Stephanie Vellucci grew up in a rural town and barely made it through high school. As a teenager, she fell in with the wrong crowd and struggled with a lack of motivation toward her education. But as time passed, she realized she wanted more for herself and wanted to make her family proud. She took steps to turn her life around. Vellucci enlisted in the U.S. Army as an operating room technician, serving at U.S. posts and overseas. She assisted with surgeries and saved lives. Vellucci then knew she could make a difference. Read more about Stephanie Vellucci, 2014 recipient of the Penn State Outstanding Adult Student Award >>
Students place highly in health administration competition

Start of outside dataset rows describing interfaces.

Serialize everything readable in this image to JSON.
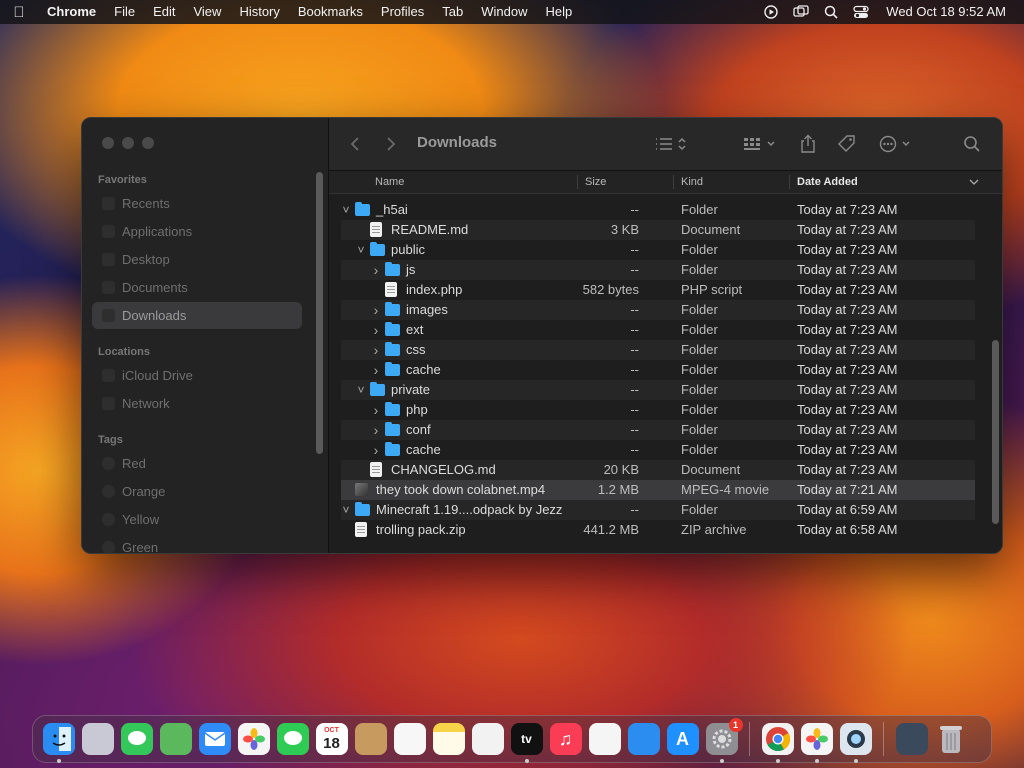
{
  "menubar": {
    "app": "Chrome",
    "items": [
      "File",
      "Edit",
      "View",
      "History",
      "Bookmarks",
      "Profiles",
      "Tab",
      "Window",
      "Help"
    ],
    "clock": "Wed Oct 18  9:52 AM"
  },
  "finder": {
    "title": "Downloads",
    "sidebar": {
      "favorites_label": "Favorites",
      "favorites": [
        "Recents",
        "Applications",
        "Desktop",
        "Documents",
        "Downloads"
      ],
      "locations_label": "Locations",
      "locations": [
        "iCloud Drive",
        "Network"
      ],
      "tags_label": "Tags",
      "tags": [
        "Red",
        "Orange",
        "Yellow",
        "Green"
      ]
    },
    "columns": {
      "name": "Name",
      "size": "Size",
      "kind": "Kind",
      "date": "Date Added"
    },
    "rows": [
      {
        "name": "_h5ai",
        "size": "--",
        "kind": "Folder",
        "date": "Today at 7:23 AM",
        "level": 0,
        "icon": "folder",
        "chevron": "down"
      },
      {
        "name": "README.md",
        "size": "3 KB",
        "kind": "Document",
        "date": "Today at 7:23 AM",
        "level": 1,
        "icon": "doc",
        "chevron": ""
      },
      {
        "name": "public",
        "size": "--",
        "kind": "Folder",
        "date": "Today at 7:23 AM",
        "level": 1,
        "icon": "folder",
        "chevron": "down"
      },
      {
        "name": "js",
        "size": "--",
        "kind": "Folder",
        "date": "Today at 7:23 AM",
        "level": 2,
        "icon": "folder",
        "chevron": "right"
      },
      {
        "name": "index.php",
        "size": "582 bytes",
        "kind": "PHP script",
        "date": "Today at 7:23 AM",
        "level": 2,
        "icon": "doc",
        "chevron": ""
      },
      {
        "name": "images",
        "size": "--",
        "kind": "Folder",
        "date": "Today at 7:23 AM",
        "level": 2,
        "icon": "folder",
        "chevron": "right"
      },
      {
        "name": "ext",
        "size": "--",
        "kind": "Folder",
        "date": "Today at 7:23 AM",
        "level": 2,
        "icon": "folder",
        "chevron": "right"
      },
      {
        "name": "css",
        "size": "--",
        "kind": "Folder",
        "date": "Today at 7:23 AM",
        "level": 2,
        "icon": "folder",
        "chevron": "right"
      },
      {
        "name": "cache",
        "size": "--",
        "kind": "Folder",
        "date": "Today at 7:23 AM",
        "level": 2,
        "icon": "folder",
        "chevron": "right"
      },
      {
        "name": "private",
        "size": "--",
        "kind": "Folder",
        "date": "Today at 7:23 AM",
        "level": 1,
        "icon": "folder",
        "chevron": "down"
      },
      {
        "name": "php",
        "size": "--",
        "kind": "Folder",
        "date": "Today at 7:23 AM",
        "level": 2,
        "icon": "folder",
        "chevron": "right"
      },
      {
        "name": "conf",
        "size": "--",
        "kind": "Folder",
        "date": "Today at 7:23 AM",
        "level": 2,
        "icon": "folder",
        "chevron": "right"
      },
      {
        "name": "cache",
        "size": "--",
        "kind": "Folder",
        "date": "Today at 7:23 AM",
        "level": 2,
        "icon": "folder",
        "chevron": "right"
      },
      {
        "name": "CHANGELOG.md",
        "size": "20 KB",
        "kind": "Document",
        "date": "Today at 7:23 AM",
        "level": 1,
        "icon": "doc",
        "chevron": ""
      },
      {
        "name": "they took down colabnet.mp4",
        "size": "1.2 MB",
        "kind": "MPEG-4 movie",
        "date": "Today at 7:21 AM",
        "level": 0,
        "icon": "movie",
        "chevron": "",
        "selected": true
      },
      {
        "name": "Minecraft 1.19....odpack by Jezz",
        "size": "--",
        "kind": "Folder",
        "date": "Today at 6:59 AM",
        "level": 0,
        "icon": "folder",
        "chevron": "down"
      },
      {
        "name": "trolling pack.zip",
        "size": "441.2 MB",
        "kind": "ZIP archive",
        "date": "Today at 6:58 AM",
        "level": 0,
        "icon": "doc",
        "chevron": ""
      }
    ]
  },
  "dock": {
    "calendar_month": "OCT",
    "calendar_day": "18",
    "settings_badge": "1",
    "tv_label": "tv",
    "icons": [
      {
        "name": "finder-icon",
        "color": "#2a8cf0",
        "running": true
      },
      {
        "name": "launchpad-icon",
        "color": "#c9c9d6",
        "running": false
      },
      {
        "name": "messages-icon",
        "color": "#34c759",
        "running": false
      },
      {
        "name": "maps-icon",
        "color": "#5cb85c",
        "running": false
      },
      {
        "name": "mail-icon",
        "color": "#2f8bf5",
        "running": false
      },
      {
        "name": "photos-icon",
        "color": "#f5f5f5",
        "running": false
      },
      {
        "name": "facetime-icon",
        "color": "#2ecc55",
        "running": false
      },
      {
        "name": "calendar-icon",
        "color": "#ffffff",
        "running": false
      },
      {
        "name": "contacts-icon",
        "color": "#c79a5f",
        "running": false
      },
      {
        "name": "reminders-icon",
        "color": "#f7f7f7",
        "running": false
      },
      {
        "name": "notes-icon",
        "color": "#f7d34a",
        "running": false
      },
      {
        "name": "freeform-icon",
        "color": "#f2f2f2",
        "running": false
      },
      {
        "name": "tv-icon",
        "color": "#111111",
        "running": true
      },
      {
        "name": "music-icon",
        "color": "#fa3d55",
        "running": false
      },
      {
        "name": "news-icon",
        "color": "#f5f5f5",
        "running": false
      },
      {
        "name": "keynote-icon",
        "color": "#2b8df0",
        "running": false
      },
      {
        "name": "app-store-icon",
        "color": "#1e90ff",
        "running": false
      },
      {
        "name": "system-settings-icon",
        "color": "#8e8e93",
        "running": true
      },
      {
        "name": "chrome-icon",
        "color": "#f2f2f2",
        "running": true
      },
      {
        "name": "photos-2-icon",
        "color": "#f5f5f5",
        "running": true
      },
      {
        "name": "quicktime-icon",
        "color": "#dde6ee",
        "running": true
      },
      {
        "name": "downloads-stack-icon",
        "color": "#3a4a5c",
        "running": false
      },
      {
        "name": "trash-icon",
        "color": "#8f8f95",
        "running": false
      }
    ]
  }
}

Penn State students in the master of health administration (MHA) program were selected as finalists (top five out of 37 teams) in the eighth annual University of Alabama-Birmingham (UAB) Health Administration Case Competition. Students Jared Stanger, Yamini Kalidindi and Keerthana Rajagopal, with Kevin Hawkins as alternate, participated in the competition, which was held Feb. 26-28. The UAB Health Administration Case Competition provides graduate students from health administration programs that are accredited by the Commission on Accreditation Healthcare Management Education an opportunity to put what they have learned into practice with a real-life, real-time case. It is designed to be a capstone experience. Each year, student teams from around the country travel to Birmingham, Ala., to present their recommendations before a national team of judges. The first-, second- and third-place teams receive cash awards. Read more about Penn State MHA students at the University of Alabama-Birmingham (UAB) Health Administration Case Competition.

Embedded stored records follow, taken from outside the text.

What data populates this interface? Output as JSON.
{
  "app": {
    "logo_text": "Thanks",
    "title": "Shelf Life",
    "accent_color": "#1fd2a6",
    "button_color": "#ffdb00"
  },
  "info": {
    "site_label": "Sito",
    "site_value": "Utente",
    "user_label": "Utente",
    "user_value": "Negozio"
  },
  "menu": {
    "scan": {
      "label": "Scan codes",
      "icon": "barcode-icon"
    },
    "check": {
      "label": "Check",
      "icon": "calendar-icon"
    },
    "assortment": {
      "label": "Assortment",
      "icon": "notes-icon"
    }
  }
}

Marianne Hillemeier named head of Health Policy and Administration
Marianne Hillemeier, professor of health policy and administration and demography, and associate director of the Population Research Institute, has been named head of the Department of Health Policy and Administration (HPA) at Penn State. She will assume the position July 1. Hillemeier will replace Dennis Shea, who was named associate dean for undergraduate programs and outreach in the College of Health and Human Development last summer. Dianne Brannon, professor of health policy and administration, has served as interim department head. Read more about Hillemeier's appointment.
Time and Patient$
The "bad guys" in Jonathan Clark's video game are not gun-wielding guerillas, fire-breathing dragons or flesh-eating zombies. Instead, the "antagonists" are wasted time, lost customers and reduced profits. In the summer of 2013, Clark — assistant professor of health policy and administration and executive director of the Master of Health Administration (M.H.A.) program — piloted a video game in his online M.H.A. class HPA 897A, Healthcare Operations Management. He is using the game again this semester as part of his resident M.H.A. version of the class. The setting of the game is a walk-in physician clinic; the goal is to optimize the clinic's operations to ensure patient satisfaction and maximize profits. Read more about the learning tool Time and Patient$.
Department of Health Policy and Administration
604 Ford Building
University Park, PA 16802-6500